If you've got a very marginal soil—some of these rocky, shallow soils or very droughty areas—cedar elm is especially good. It will grow in nice soil, too, but it's one of the trees that can take about the worst soils that our area can give and still do quite well. And it has a nice golden fall color. It gets to 25-50' tall with a spread of 25-35'.
There are so many great long-lived oaks to consider, too. One of my favorites is Monterrey Oak—a Mexican light oak is another name for it. It's a beautiful, fast-growing oak. It grows quite well, quite fast, but yet it lives a long time. It's a good quality tree for our area—not so prone to some of the leaf diseases that some of the other oaks are. It will grow to 30-40' in height and width.
The red oak that is native to our area is a good choice. Choose the Texas red oak (Quercus texana), which is about 15-30' in height and width.

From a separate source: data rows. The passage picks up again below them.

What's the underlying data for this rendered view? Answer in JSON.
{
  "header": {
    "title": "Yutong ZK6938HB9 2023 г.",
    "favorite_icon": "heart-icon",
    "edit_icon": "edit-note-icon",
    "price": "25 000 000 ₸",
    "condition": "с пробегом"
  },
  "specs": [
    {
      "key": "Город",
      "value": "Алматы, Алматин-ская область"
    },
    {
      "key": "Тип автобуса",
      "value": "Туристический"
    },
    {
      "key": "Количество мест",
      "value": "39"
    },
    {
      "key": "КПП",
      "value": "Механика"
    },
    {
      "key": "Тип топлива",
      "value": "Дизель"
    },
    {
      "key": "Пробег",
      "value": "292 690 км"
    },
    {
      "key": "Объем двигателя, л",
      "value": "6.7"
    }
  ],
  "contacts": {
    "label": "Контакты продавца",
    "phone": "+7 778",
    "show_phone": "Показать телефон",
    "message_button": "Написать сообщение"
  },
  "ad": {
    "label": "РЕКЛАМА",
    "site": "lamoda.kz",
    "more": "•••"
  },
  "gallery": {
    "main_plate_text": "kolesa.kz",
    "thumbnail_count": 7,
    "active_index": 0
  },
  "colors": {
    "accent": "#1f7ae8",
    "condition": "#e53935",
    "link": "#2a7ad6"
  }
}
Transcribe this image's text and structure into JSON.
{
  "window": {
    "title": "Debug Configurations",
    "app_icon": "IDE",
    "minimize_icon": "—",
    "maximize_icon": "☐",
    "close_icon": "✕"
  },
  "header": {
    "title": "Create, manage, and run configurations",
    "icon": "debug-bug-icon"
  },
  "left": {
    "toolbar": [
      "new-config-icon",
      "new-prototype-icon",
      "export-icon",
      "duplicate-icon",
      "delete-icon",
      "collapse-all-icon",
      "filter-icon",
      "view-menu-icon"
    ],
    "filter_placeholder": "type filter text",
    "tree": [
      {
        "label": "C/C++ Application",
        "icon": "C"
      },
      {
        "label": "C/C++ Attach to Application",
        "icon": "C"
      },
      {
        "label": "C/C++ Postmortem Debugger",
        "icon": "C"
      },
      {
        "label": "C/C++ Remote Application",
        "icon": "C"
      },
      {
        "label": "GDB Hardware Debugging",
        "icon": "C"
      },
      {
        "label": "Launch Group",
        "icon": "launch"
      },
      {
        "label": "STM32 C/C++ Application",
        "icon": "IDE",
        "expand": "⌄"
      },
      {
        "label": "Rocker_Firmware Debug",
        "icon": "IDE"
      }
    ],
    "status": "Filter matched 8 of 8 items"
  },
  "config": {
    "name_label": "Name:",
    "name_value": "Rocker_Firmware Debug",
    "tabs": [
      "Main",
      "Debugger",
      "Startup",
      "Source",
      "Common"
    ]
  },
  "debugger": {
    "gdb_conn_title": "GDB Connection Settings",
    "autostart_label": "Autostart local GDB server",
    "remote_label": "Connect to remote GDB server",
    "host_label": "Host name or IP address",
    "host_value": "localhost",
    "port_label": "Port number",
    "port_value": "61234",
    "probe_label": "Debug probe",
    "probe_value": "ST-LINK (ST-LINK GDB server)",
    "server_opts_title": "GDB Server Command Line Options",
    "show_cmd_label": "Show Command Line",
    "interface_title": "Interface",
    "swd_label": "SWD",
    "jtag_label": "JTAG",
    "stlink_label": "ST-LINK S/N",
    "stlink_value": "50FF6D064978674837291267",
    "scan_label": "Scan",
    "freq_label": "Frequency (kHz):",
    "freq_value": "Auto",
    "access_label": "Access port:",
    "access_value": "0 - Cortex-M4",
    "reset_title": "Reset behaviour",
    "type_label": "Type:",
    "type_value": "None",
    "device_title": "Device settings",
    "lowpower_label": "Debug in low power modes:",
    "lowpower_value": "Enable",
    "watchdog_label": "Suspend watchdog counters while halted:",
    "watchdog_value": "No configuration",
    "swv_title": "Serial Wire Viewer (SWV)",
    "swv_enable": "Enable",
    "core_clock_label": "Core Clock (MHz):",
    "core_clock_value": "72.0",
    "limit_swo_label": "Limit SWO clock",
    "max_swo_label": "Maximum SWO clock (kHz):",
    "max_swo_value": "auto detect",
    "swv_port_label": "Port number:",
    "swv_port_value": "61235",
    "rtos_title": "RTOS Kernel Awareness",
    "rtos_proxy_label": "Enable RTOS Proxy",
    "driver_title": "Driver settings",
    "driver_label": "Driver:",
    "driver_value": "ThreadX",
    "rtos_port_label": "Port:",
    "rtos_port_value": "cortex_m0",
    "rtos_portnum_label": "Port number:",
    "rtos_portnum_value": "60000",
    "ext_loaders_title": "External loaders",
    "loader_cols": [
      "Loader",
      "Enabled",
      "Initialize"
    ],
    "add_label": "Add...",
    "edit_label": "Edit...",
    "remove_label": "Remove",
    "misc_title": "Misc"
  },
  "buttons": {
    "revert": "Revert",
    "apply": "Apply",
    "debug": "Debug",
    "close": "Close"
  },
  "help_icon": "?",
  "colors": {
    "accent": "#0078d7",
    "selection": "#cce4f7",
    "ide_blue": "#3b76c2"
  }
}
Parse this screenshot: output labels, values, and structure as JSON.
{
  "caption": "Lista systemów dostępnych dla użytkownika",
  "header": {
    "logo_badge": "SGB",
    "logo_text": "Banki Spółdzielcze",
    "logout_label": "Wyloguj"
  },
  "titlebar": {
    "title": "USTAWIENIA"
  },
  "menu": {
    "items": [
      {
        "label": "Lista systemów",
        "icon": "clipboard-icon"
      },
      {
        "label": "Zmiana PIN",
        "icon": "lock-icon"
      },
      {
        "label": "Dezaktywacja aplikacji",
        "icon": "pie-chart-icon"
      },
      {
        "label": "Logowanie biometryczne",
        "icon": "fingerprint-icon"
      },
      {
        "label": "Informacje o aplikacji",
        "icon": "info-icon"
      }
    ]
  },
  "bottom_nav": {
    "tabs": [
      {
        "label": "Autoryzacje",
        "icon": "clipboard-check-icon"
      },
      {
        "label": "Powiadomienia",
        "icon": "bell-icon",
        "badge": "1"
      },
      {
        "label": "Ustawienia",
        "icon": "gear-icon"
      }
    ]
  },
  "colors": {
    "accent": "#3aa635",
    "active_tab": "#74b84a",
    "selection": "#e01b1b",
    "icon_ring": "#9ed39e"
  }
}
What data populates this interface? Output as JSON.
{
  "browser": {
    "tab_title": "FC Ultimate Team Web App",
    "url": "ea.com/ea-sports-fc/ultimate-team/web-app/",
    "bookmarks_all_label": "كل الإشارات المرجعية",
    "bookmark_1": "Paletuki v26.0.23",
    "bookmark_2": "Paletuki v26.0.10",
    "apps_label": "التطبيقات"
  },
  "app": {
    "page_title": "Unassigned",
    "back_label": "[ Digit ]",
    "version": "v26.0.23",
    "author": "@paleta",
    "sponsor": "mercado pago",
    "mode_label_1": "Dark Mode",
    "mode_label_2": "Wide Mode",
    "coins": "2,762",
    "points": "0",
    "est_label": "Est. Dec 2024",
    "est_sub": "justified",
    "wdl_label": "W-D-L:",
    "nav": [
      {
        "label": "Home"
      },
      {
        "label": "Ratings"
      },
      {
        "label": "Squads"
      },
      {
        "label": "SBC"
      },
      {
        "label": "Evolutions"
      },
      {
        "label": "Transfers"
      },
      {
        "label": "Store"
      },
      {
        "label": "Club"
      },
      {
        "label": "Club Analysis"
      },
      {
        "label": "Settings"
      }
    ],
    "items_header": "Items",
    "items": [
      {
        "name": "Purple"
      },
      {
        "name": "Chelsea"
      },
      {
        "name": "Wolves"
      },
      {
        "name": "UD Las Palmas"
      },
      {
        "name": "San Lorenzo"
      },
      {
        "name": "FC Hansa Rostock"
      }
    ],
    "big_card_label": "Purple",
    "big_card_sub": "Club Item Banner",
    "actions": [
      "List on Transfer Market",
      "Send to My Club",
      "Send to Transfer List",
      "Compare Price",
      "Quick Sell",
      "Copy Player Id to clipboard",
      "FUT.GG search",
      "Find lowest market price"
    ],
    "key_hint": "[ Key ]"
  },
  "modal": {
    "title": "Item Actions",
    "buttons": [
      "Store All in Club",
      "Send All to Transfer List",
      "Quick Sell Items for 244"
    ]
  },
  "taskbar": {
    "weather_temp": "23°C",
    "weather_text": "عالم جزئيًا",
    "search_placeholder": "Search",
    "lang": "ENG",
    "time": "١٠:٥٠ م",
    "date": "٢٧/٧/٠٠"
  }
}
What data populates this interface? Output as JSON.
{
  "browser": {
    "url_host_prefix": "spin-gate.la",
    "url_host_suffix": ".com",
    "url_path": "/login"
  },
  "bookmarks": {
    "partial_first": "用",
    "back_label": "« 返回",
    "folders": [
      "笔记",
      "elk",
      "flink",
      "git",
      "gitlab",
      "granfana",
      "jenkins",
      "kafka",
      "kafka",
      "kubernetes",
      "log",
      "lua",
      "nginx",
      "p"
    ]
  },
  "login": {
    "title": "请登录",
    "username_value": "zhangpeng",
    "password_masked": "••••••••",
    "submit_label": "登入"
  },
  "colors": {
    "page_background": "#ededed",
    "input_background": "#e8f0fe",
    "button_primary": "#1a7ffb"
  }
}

Lacey oak is definitely one to consider for it's slightly blue-tinged leaves and its resistance to oak wilt. It's extremely tough and drought resistant. It's a smaller tree to about 20-30' high and 25' in width, so is good for smaller landscapes.